This tape opens with Arena in which Kirk and a landing party beam down to a colony only to find it completely destroyed. They’ve been lured there for some reason, and they come under fire on the ground.
Angry with the attackers, Kirk pursues their ship, intending to destroy it (against Spock’s protestations about destruction of sentient life) until they reach an area of space where both ships are trapped by a race calling themselves Metrons. They transport Kirk and the captain of the enemy ship onto the surface of a planet, tell them they have to fight, with whatever makeshift weapons they can construct, and the winner’s ship will be released, the loser’s ship destroyed.
The alien, a Gorn, is an iconic Star Trek alien, but it’s ironically one of the worst designs. And their first bit of hand to hand battle is so ridiculously slow that it rather removes any tension there might be.
After finally defeating the Gorn, Kirk refuses to kill him, so the Metrons decide to let them all live. Another race of all powerful aliens standing in judgement. Roddenberry liked that trope.
BBC Genome: BBC Two – 23rd December 1992 – 17:50
Before the next episode, there’s the end of Horizon, about new treatments for sufferers of a tainted synthetic heroin who are ‘shut in’.

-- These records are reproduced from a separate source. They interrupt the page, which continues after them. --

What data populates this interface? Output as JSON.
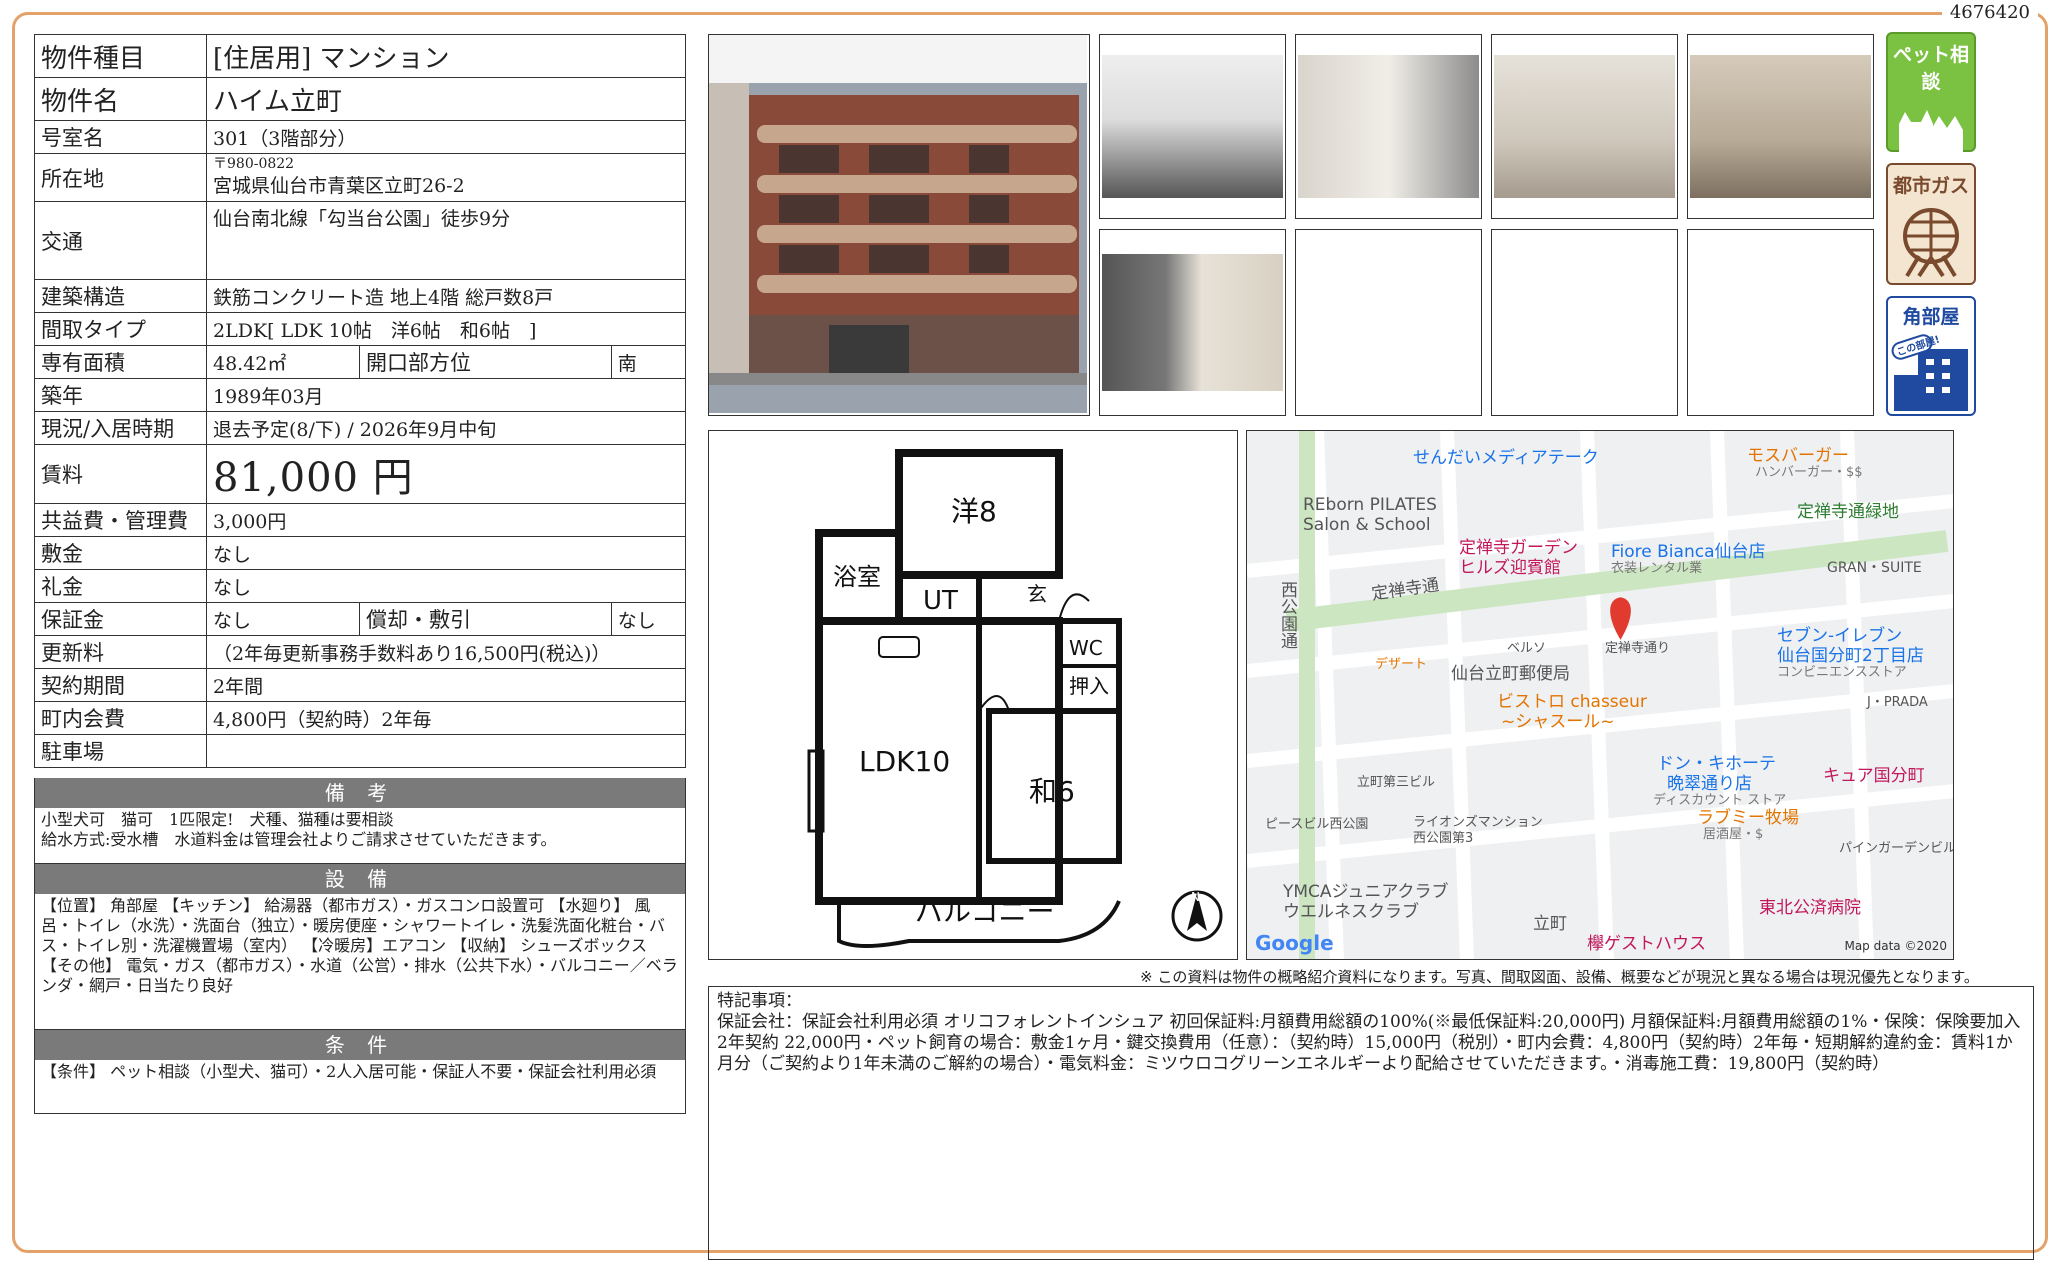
{
  "doc_id": "4676420",
  "property": {
    "type_label": "物件種目",
    "type_value": "[住居用] マンション",
    "name_label": "物件名",
    "name_value": "ハイム立町",
    "room_label": "号室名",
    "room_value": "301（3階部分）",
    "addr_label": "所在地",
    "zip": "〒980-0822",
    "addr_value": "宮城県仙台市青葉区立町26-2",
    "access_label": "交通",
    "access_value": "仙台南北線「勾当台公園」徒歩9分",
    "structure_label": "建築構造",
    "structure_value": "鉄筋コンクリート造 地上4階 総戸数8戸",
    "layout_label": "間取タイプ",
    "layout_value": "2LDK[ LDK 10帖　洋6帖　和6帖　]",
    "area_label": "専有面積",
    "area_value": "48.42㎡",
    "direction_label": "開口部方位",
    "direction_value": "南",
    "built_label": "築年",
    "built_value": "1989年03月",
    "status_label": "現況/入居時期",
    "status_value": "退去予定(8/下) / 2026年9月中旬",
    "rent_label": "賃料",
    "rent_value": "81,000 円",
    "fee_label": "共益費・管理費",
    "fee_value": "3,000円",
    "deposit_label": "敷金",
    "deposit_value": "なし",
    "keymoney_label": "礼金",
    "keymoney_value": "なし",
    "guarantee_label": "保証金",
    "guarantee_value": "なし",
    "amort_label": "償却・敷引",
    "amort_value": "なし",
    "renewal_label": "更新料",
    "renewal_value": "（2年毎更新事務手数料あり16,500円(税込)）",
    "contract_label": "契約期間",
    "contract_value": "2年間",
    "town_label": "町内会費",
    "town_value": "4,800円（契約時）2年毎",
    "parking_label": "駐車場",
    "parking_value": ""
  },
  "remarks": {
    "title": "備 考",
    "text": "小型犬可　猫可　1匹限定!　犬種、猫種は要相談\n給水方式:受水槽　水道料金は管理会社よりご請求させていただきます。"
  },
  "facilities": {
    "title": "設 備",
    "text": "【位置】 角部屋 【キッチン】 給湯器（都市ガス）・ガスコンロ設置可 【水廻り】 風呂・トイレ（水洗）・洗面台（独立）・暖房便座・シャワートイレ・洗髪洗面化粧台・バス・トイレ別・洗濯機置場（室内） 【冷暖房】エアコン 【収納】 シューズボックス 【その他】 電気・ガス（都市ガス）・水道（公営）・排水（公共下水）・バルコニー／ベランダ・網戸・日当たり良好"
  },
  "conditions": {
    "title": "条 件",
    "text": "【条件】 ペット相談（小型犬、猫可）・2人入居可能・保証人不要・保証会社利用必須"
  },
  "badges": {
    "pet": "ペット相談",
    "gas": "都市ガス",
    "corner": "角部屋",
    "corner_sub": "この部屋!"
  },
  "floorplan": {
    "rooms": {
      "western": "洋8",
      "bath": "浴室",
      "ut": "UT",
      "entrance": "玄",
      "wc": "WC",
      "closet": "押入",
      "ldk": "LDK10",
      "japanese": "和6",
      "balcony": "バルコニー"
    },
    "north": "N"
  },
  "map": {
    "labels": [
      "せんだいメディアテーク",
      "モスバーガー",
      "ハンバーガー・$$",
      "REborn PILATES",
      "Salon & School",
      "定禅寺通緑地",
      "定禅寺ガーデン",
      "ヒルズ迎賓館",
      "Fiore Bianca仙台店",
      "衣装レンタル業",
      "GRAN・SUITE",
      "定禅寺通",
      "西公園通",
      "デザート",
      "ベルソ",
      "定禅寺通り",
      "仙台立町郵便局",
      "セブン-イレブン",
      "仙台国分町2丁目店",
      "コンビニエンスストア",
      "ビストロ chasseur",
      "~シャスール~",
      "J・PRADA",
      "立町第三ビル",
      "ドン・キホーテ",
      "晩翠通り店",
      "ディスカウント ストア",
      "キュア国分町",
      "ピースビル西公園",
      "ライオンズマンション",
      "西公園第3",
      "ラブミー牧場",
      "居酒屋・$",
      "パインガーデンビル",
      "YMCAジュニアクラブ",
      "ウエルネスクラブ",
      "立町",
      "東北公済病院",
      "欅ゲストハウス"
    ],
    "google": "Google",
    "credit": "Map data ©2020"
  },
  "notice": "※ この資料は物件の概略紹介資料になります。写真、間取図面、設備、概要などが現況と異なる場合は現況優先となります。",
  "special": {
    "title": "特記事項：",
    "text": "保証会社：保証会社利用必須 オリコフォレントインシュア 初回保証料:月額費用総額の100%(※最低保証料:20,000円) 月額保証料:月額費用総額の1%・保険：保険要加入 2年契約 22,000円・ペット飼育の場合：敷金1ヶ月・鍵交換費用（任意）：（契約時）15,000円（税別）・町内会費：4,800円（契約時）2年毎・短期解約違約金：賃料1か月分（ご契約より1年未満のご解約の場合）・電気料金：ミツウロコグリーンエネルギーより配給させていただきます。・消毒施工費：19,800円（契約時）"
  },
  "colors": {
    "frame": "#e4a26a",
    "section_header": "#7a7a7a",
    "pet_green": "#7cc242",
    "gas_brown": "#7a4a2e",
    "corner_blue": "#1f4aa0"
  }
}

There’s a trailer for classic Doctor Who (with a lovely testcard ident at the start).
Next, an episode of Star Trek I always loved as a child, Tomorrow is Yesterday. It opens with some stock footage of present day US jet aircraft. Something strange has been observed on RADAR so jets are scrambled.
No prizes for guessing what the UFO is – it’s the Enterprise.
The ship has been thrown through space by a close encounter with a Black Star, and they don’t know where they are. Even Uhura looks a bit dishevelled.
Signals from the planet below them are a news report about the imminent launch of the first manned moonshot. “That was in the late 1960s” says Kirk, the programme hedging a bit since this was made a few years before Armstrong made his historic flight.
A jet fighter approaches, observing the ship, and when a tractor beam causes it to break up, the pilot, Captain Christopher, is beamed aboard.
A bit of 60s-appropriate sexism. “A woman?” “A crewman”.
But now there’s a dilemma. Should they return him to Earth, with the chance he might change the world? They can’t keep him on the Enterprise, because Spock has discovered that his yet unborn son will lead an expedition to Saturn in the future.
But there’s also evidence of the Enterprise on the airbase, from Christopher’s onboard camera, so Kirk and Sulu have to retrieve it from the base. “A primitive computer. I’ve seen them demonstrated in museums.” Me Too.
They’re interrupted by a security guard, who accidentally activates Kirk’s emergency signal, and gets beamed aboard.
He’s more than a little nonplussed at his predicament.
Sulu beams back up, but Kirk is question by site security.
I don’t quite buy the ultimate resolution of the story, which feels like they fudged the rules of Time Travel. But the story is a lot of fun.
BBC Genome: BBC Two – 6th January 1993 – 18:00
There’s a tiny bit of Horizon before the next episode and a trailer for Sounds of the Seventies.
Then, Court Martial. The Enterprise has been through an ion storm. A crewman was lost during the storm after Kirk had to jettison a pod. The crewman’s daughter is not happy.
Then Kirk’s testimony about jettisoning the pod after the red alert started is contradicted by the computer evidence that Spock brings, leading Kirk to be arrested, and a possible Court Martial.
The evidence is damning – Kirk is shown to jettison the pod comtaining the records officer, Finney, before a Red Alert had been called.
Although I think the true culprit is whichever UI designer that put the Jettison Pod button right next to the Red Alert button and didn’t have a confirmation mechanism in place.
But the computer must be at fault, because Spock can beat it at chess, and the only person capable of reprogramming it is the dead officer, Finney. So back on the Enterprise there’s a scene where the rest of the crew have transported off, leaving only the people involved in the Court Martial, and the ship’s computer plays back the amplified heartbeats of everyone on the ship, and eliminates those on the bridge one by one until there’s only one heartbeat left – the missing officer Finney, who harboured a grudge against Kirk since the academy.
BBC Genome: BBC Two – 13th January 1993 – 18:00
After this, recording switches, rather oddly, to the end of an episode of The Paul Daniels Magic Show and a trick ‘based on the work of Edgar Allen Poe’. It’s not a bad trick, featuring a pendulum bisecting the lovely Debbie McGee, but it feels like it’s been toned down a lot from the original idea, so it’s palatable for a Saturday Night audience.
There’s a trailer for That’s Life, then the start of Casualty.
That recording stops, and underneath there’s a bit of Reportage looking at the problems of recruiting to the army. The tape ends during this programme.